The news today is all about flagpoles. Sometimes the poles are used, and sometimes they are blown down. Hmmm …
Sweet Water High School in Alabama has a new flagpole, dedicated and flying the Stars and Stripes.
SWHS dedicates flag pole
On a warm, sunny Sunday afternoon, the sound of taps could be heard playing from Sweet Water High School. The reason for this music was the Flag Pole Dedication Ceremony that was held Sunday, Sept. 9, at 2 p.m. A crowd of about 50 people attended the ceremony which also included a 9-11 remembrance.
Principal Stan Stokley welcomed the guests and Pastor Ed Rose gave the invocation. Byron Vice of the Woodmen of the World spoke about the Woodmen of the World and their donation of flags and flag poles.
Termites, water and flagpoles don’t usually have a lot in common, unless the flagpoles are made from Douglas firs. Then you have to take pests seriously.
Winds blow down Capitol’s last flagpole
The Capitol had two 60-foot high wooden flagpoles on either side of its main entrance. Winds on Aug. 12 knocked down the west flagpole, which had supported the U.S. and prisoner-of-war flags.
After that, all the flags flew from the east pole, which previously supported the Missouri flag. But that pole blew down and damaged a tree as powerful storms moved across the state late Wednesday night and early Thursday morning.
The poles, which were more than 12 years old, had become weakened by water and termites, said Dave Mosby, director of the state’s Facilities Management, Design and Construction Division.

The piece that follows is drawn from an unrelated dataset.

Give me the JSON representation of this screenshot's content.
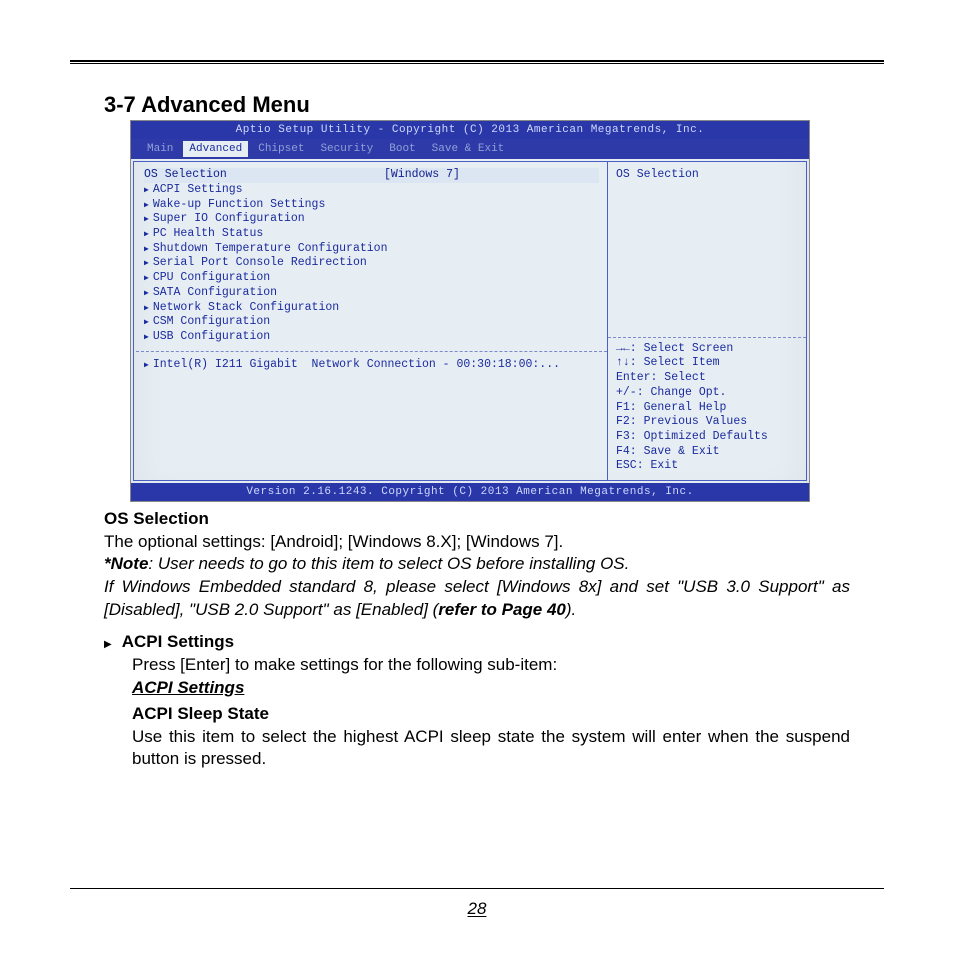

After the first pole fell, state officials suspected the second pole might also be damaged and so ordered two new aluminum flagpoles last week at a cost of about $39,000, Mosby said. It could take six-to-eight weeks for the new poles to arrive.